Furniture craftsman reflects on career 'making things' in new bookWorking Waterfront, August 18th
As a writer and furniture historian he's aware of movements in design, particularly the Arts and Crafts movement of the late 19th and early 20th centuries. As a craftsman himself he knows how to envision a chair or table, and how to bring it into being...Read more
2014 Craftsman Weekend: A Socialist Plot?Hometown Pasadena, August 17th
The Arts and Crafts movement emerged during the late Victorian period in England, the most industrialized country in the world at that time. Anxieties about industrial life fueled a positive revaluation of handcraftsmanship and precapitalist forms of...Read more
ON DESIGN: Mixing design styles to create an interior that is uniquely youMacon Telegraph (blog), August 13th
Craftsman style is an outgrowth of the Arts and Crafts movement, which began in the mid-1800s in England as a reaction to industrialization and stressed the importance of exposed natural woods, used in abundance. It is a very straightforward style...Read more
This Corbridge home was built in 1937 and is a fantastic example of the Arts ...The Journal, August 9th
Built in 1937, the property is a beautiful example of the Arts and Crafts movement and its period features remain virtually untouched. Geoff said: “We first viewed the house in 1985 and I was attracted to it then. I didn't manage to buy it, but when it...Read more
Parsippany couple helped preserve a piece of historyDailyrecord.com, July 29th
Craftsman Farms is the former country estate of early 20th century designer Gustav Stickley, a leader of the Arts and Crafts movement, and was intended as a farm and school for boys. “His initial vision was to have a place where young boys, after they...Read more
Five Minutes With... Bruce LynchEastern Wake News, July 25th
The Grove Park Inn holds a conference every year on the Arts and Crafts movement and we have attended some of those.

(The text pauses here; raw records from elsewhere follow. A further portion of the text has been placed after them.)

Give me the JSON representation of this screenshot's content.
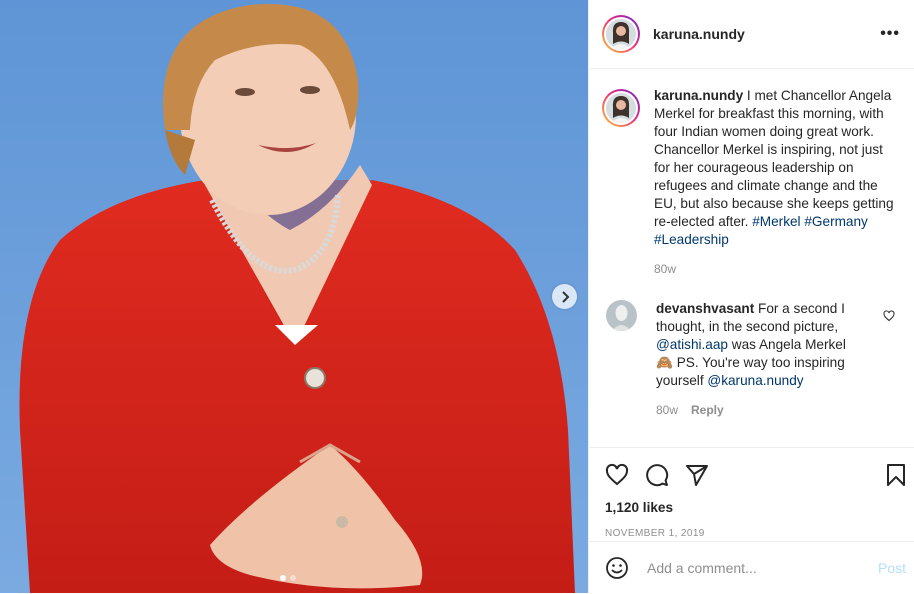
{
  "post": {
    "author": "karuna.nundy",
    "more_label": "•••",
    "caption": {
      "username": "karuna.nundy",
      "text": "I met Chancellor Angela Merkel for breakfast this morning, with four Indian women doing great work. Chancellor Merkel is inspiring, not just for her courageous leadership on refugees and climate change and the EU, but also because she keeps getting re-elected after.",
      "hashtags": [
        "#Merkel",
        "#Germany",
        "#Leadership"
      ],
      "time": "80w"
    },
    "comments": [
      {
        "username": "devanshvasant",
        "text_1": "For a second I thought, in the second picture,",
        "mention_1": "@atishi.aap",
        "text_2": "was Angela Merkel 🙈 PS. You're way too inspiring yourself",
        "mention_2": "@karuna.nundy",
        "time": "80w",
        "reply_label": "Reply"
      }
    ],
    "likes": "1,120 likes",
    "date": "NOVEMBER 1, 2019",
    "add_comment": {
      "placeholder": "Add a comment...",
      "post_label": "Post"
    },
    "carousel": {
      "slides": 2,
      "active": 1
    }
  },
  "colors": {
    "background_blue": "#6f9fd8",
    "jacket_red": "#d9261c",
    "link": "#00376b",
    "muted": "#8e8e8e",
    "post_button": "#b2dffc"
  }
}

We wanted to build a home on Cypress Street that blended in with the neighborhood. We have had people come into our house and ...Read more